(FG = Fangraphs, Dav= Clay Davenport, Cair = CAIRO. I had nothing to do with creating these systems, I’m just using them. Huge thanks to SG for the editable playing time tab in his CAIRO spreadsheet.)
* I’ll come back to this in a future post, but one of the most significant sources of variance this season – and every season – is relief pitching. Not just “Does Steve Cishek bounce back, or nah?” but in a larger sense: how important to team success is a bullpen? The A’s “unlucky” bullpen absolutely sunk a team that was putting together a decent season by run differential (and it made Evan Scribner available to Seattle), while the Pirates and Yankees’ bullpens propelled them to contention. Depending on your point of view, this is either a huge part of “chance” – random good seasons from volatile set-up men can get you Baltimore’s 2012 or Oakland’s 2015 – or an important way to actually beat projections.

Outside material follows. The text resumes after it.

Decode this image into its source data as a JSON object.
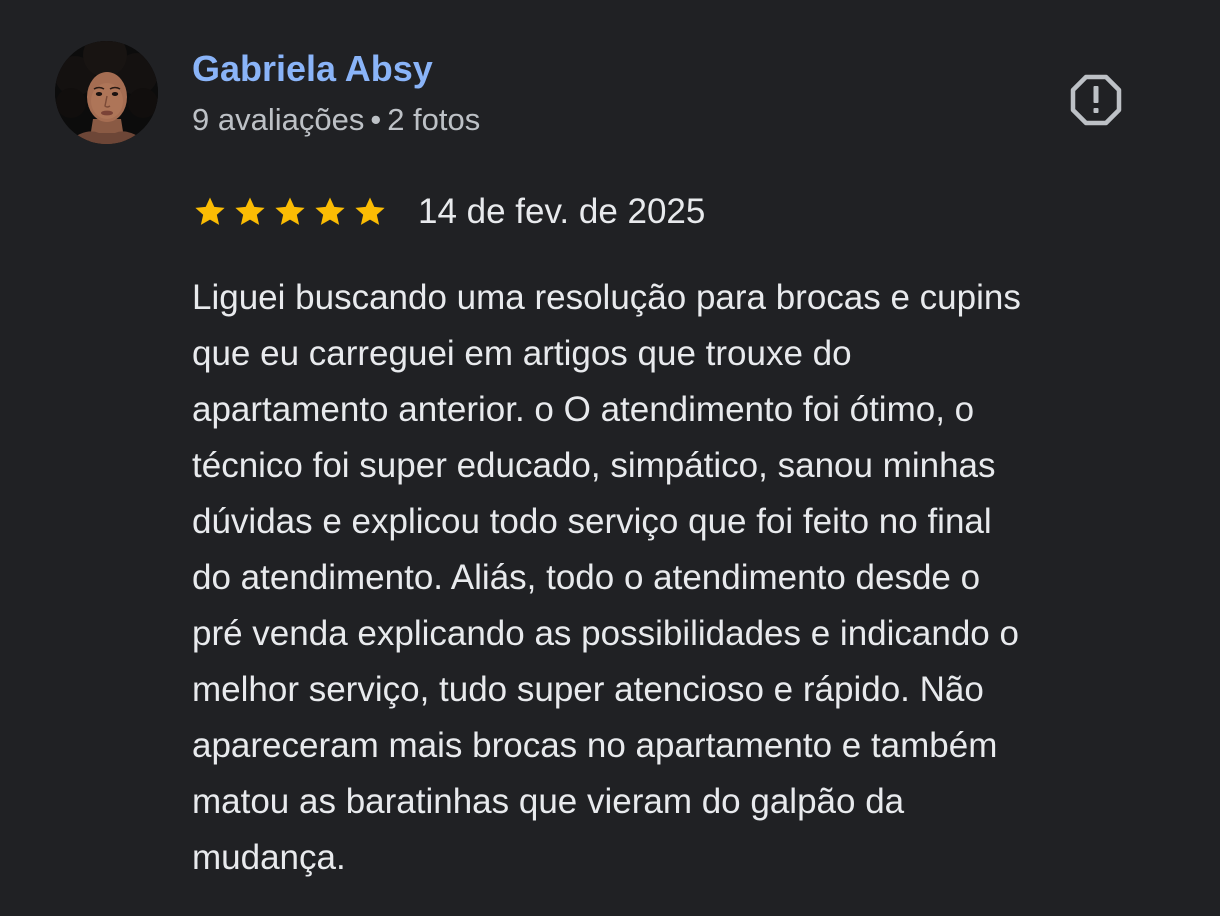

** Some obvious issues with my estimates here: Alex “Chi Chi” Gonzalez wasn’t forecasted, but his not-so-hot forecast shouldn’t do too much to the Rangers’ overall win projection. I have no idea how the A’s OF rotation works now, but gave Davis and Canha plenty of PAs. Wouldn’t be surprised to see the latter moved before opening day. The back of each bullpen is pretty speculative, but with so few innings at stake, it shouldn’t matter too much.